Monday, October 22, 2007

Free CAMBA Preview at Ray's MTB


I went to the free grand opening preview for CAMBA members at Ray's MTB Indoor Park this past Friday. When I pulled into the parking lot, I wondered where they were going to put everyone inside the park, as there were more cars in the lot than I had ever seen there before. But, with all of the expansion that Ray has done for this season, there was plenty of room for everyone.

I checked in at the CAMBA table inside, where they were taking applications for anybody who wanted to come that was not already a CAMBA member.


As always, there is an area equipped with tools, pumps, and workstands in case you need to make any adjustments to your bike.
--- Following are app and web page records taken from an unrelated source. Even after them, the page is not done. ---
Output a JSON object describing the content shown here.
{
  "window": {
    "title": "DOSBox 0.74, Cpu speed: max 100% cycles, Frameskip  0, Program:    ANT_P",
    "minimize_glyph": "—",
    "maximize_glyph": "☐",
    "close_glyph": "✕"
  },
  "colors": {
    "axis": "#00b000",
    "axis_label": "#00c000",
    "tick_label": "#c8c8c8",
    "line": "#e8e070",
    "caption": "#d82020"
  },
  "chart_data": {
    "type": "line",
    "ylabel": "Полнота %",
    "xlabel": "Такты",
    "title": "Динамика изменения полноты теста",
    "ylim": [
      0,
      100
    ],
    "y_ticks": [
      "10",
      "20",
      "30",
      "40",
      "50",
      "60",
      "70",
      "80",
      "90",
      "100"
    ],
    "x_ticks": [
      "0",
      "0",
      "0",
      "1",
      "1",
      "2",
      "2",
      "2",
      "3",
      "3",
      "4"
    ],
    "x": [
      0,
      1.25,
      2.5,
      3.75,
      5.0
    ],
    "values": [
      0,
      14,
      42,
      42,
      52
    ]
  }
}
I first went to Ray's at the beginning of the first season, in the fall of '04. I went again later that season, then once during the '05-06 season. I didn't make it at all during the '06-07 season. I always had a good time when I went there to ride, but my personal impression was that the riding was either too easy or too difficult; there was not enough intermediate (Sport) terrain. This is something that Ray has definitely addressed this season. The new Sport section consists of 15 separate "rhythms," or sections of trail. They are all accessed by from a raised wooden platform known as the Moen deck. You can hang out on the platform, scoping and the different rhythms and challenging your friends, or you can keep coming back to the Moen deck over and over in a continuous loop, doing each rhythm one after the other, keep doing your favorite ones over and over, or repeat the more challenging ones until you can clear them!


Riders of all ages enjoyed the Sport area from the Moen deck:


What surprised me the most is how much fun the new Beginner area is. The Beginner Room has a section with some features that are built very low to the floor for beginning riders to start to develop their handling skills. But it also has a platform with a few ramps that lead to banked turns, a rock garden, and log pile. These are a blast, and I spent a long time riding them over and over!

The Gary Fisher XC Course loops around the entire building, and run up through the rafters in some parts. It's a great way to get a riding experience most like what you would riding a regular mountain bike trail in the woods. For most riding at Ray's, platform pedals are recommended, but if you expect to spend most of your time on the XC course, you may want to consider sticking with your SPD's or other click-in type pedals. I found myself having a hard time pedaling up the climbs into the rafters using the platform pedals on my Cannondale Prophet.

To sum it up, with this season's expansion at Ray's, no matter what your skill level or riding style, there truly is something for everyone. If it's been a while since you've tried the riding at Ray's, it is worth making the trip for another look. If you've never been there at all, then all the more reason--go check it out!